City and county officials come to similar ground about road projects.
Saying there were too many cooks in the kitchen, Lawrence and Douglas County officials decided Wednesday to leave the recipe for improving Sixth Street in the city's pot.
City and county leaders met Wednesday to decide which projects to include on a new state comprehensive transportation program they expect the Legislature to tackle during the 1999 legislative session.
The county commission supports widening Sixth Street from Wakarusa Drive to the South Lawrence Trafficway, but believes the city should lead the effort. City leaders agreed.
``Sixth Street might be better handled by one cook,'' county commissioner Mark Buhler said, explaining that if officials jointly proposed a bond issue for improvements be placed on the November ballot, they'd be asking city residents to select from the menu twice, which could get confusing.
``Sixth Street looks like a municipal problem, big as life,'' Buhler stressed.
City commissioner John Nalbandian said he agreed with Buhler's thinking.
``I like the idea of the city being responsible for Sixth Street (from Wakarusa Drive to the trafficway) because eventually (that area) is going to be the city,'' Nalbandian said.
The city won't waste any time on the project, Mayor Marty Kennedy said.
``We're going to do it as fast as we can because we're behind on it already as it is,'' he said.
On the city and county's joint resolution for state-funded projects:
- Completion of the South Lawrence Trafficway, including the eastern leg and the third and fourth legs all the way around.
- Building the 15th Street interchange, originally called for in the trafficway project.
- Widening U.S. Highway 59 to four lanes between Lawrence and Ottawa.
- A non-motorized project, details of which they plan to iron out later.
The city will decide later whether to put Sixth Street on the state list or to take the project, estimated to cost $6.6 million, to voters. The state already has committed $2 million to the project.
As part of declaring Sixth Street a city project, county commissioners agreed to take the lead on Kasold Drive improvements from 31st Street to the trafficway.
``And obviously we'll be the lead on the SLT,'' Buhler said.
The city and county also will ask for funding for a non-motorized project. Finishing the biking and hiking paths along the trafficway is a given, but Nalbandian hopes the city and county will come up with a project that will take people out into the county, to Wells Overlook, for example. He also suggested talking to Johnson County officials about a hike/bike path that could connect Johnson County and Douglas County, perhaps along old Kansas Highway 10.

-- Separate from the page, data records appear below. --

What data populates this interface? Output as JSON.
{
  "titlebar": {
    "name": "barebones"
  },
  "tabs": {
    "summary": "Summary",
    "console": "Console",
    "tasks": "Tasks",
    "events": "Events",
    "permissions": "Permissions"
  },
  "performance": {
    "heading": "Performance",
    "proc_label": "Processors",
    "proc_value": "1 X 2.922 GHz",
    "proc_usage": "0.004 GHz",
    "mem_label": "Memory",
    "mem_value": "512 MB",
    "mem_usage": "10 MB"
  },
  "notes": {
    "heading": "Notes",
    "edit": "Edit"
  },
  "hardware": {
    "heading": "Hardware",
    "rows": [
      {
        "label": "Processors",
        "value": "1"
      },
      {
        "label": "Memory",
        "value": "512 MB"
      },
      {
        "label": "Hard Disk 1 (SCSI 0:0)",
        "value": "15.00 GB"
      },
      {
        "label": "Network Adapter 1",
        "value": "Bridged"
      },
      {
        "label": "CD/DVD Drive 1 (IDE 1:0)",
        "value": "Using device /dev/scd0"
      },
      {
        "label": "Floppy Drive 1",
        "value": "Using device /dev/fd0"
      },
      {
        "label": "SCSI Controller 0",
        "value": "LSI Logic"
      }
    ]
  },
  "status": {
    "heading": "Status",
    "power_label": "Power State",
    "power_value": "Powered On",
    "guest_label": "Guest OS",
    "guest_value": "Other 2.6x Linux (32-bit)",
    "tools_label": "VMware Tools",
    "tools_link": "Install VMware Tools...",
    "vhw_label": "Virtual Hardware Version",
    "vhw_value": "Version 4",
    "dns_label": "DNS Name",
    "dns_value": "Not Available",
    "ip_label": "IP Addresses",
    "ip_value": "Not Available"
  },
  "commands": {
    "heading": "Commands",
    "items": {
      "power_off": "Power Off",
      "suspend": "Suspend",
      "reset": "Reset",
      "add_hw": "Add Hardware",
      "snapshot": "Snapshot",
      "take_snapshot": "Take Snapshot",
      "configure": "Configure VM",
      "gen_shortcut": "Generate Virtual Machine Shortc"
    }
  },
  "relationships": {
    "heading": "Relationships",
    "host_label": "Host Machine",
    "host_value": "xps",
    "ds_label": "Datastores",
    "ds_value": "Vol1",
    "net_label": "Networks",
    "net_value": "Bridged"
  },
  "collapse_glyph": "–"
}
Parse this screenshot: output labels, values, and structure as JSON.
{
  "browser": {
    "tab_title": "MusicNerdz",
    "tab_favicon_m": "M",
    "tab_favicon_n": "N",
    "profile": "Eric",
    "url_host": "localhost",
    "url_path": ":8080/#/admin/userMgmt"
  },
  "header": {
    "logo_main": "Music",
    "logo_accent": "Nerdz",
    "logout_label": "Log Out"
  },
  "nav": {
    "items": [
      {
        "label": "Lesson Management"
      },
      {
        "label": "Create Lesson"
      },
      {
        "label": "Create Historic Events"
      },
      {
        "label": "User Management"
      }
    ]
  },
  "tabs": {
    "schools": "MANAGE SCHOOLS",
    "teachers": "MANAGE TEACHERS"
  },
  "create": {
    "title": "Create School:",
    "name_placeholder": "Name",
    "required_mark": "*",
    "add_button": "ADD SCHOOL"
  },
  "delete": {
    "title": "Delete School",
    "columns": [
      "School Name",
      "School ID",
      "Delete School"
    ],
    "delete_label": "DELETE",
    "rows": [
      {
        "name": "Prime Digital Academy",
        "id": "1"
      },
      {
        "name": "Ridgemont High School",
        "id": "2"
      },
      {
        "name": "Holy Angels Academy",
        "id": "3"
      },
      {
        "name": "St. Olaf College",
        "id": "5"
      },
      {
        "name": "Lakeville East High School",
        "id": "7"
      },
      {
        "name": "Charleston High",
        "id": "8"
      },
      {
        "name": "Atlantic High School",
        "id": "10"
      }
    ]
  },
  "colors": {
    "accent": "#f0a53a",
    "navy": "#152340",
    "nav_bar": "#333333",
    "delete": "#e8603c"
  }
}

Buhler said he thinks asking for a non-motorized project is important because he believes the SLT bike path, when it's completed, will go beyond recreation.
``I really think it's going to get people to work,'' Buhler said.
-- Deb Gruver's phone message number is 832-7165. Her e-mail address is firstname.lastname@example.org.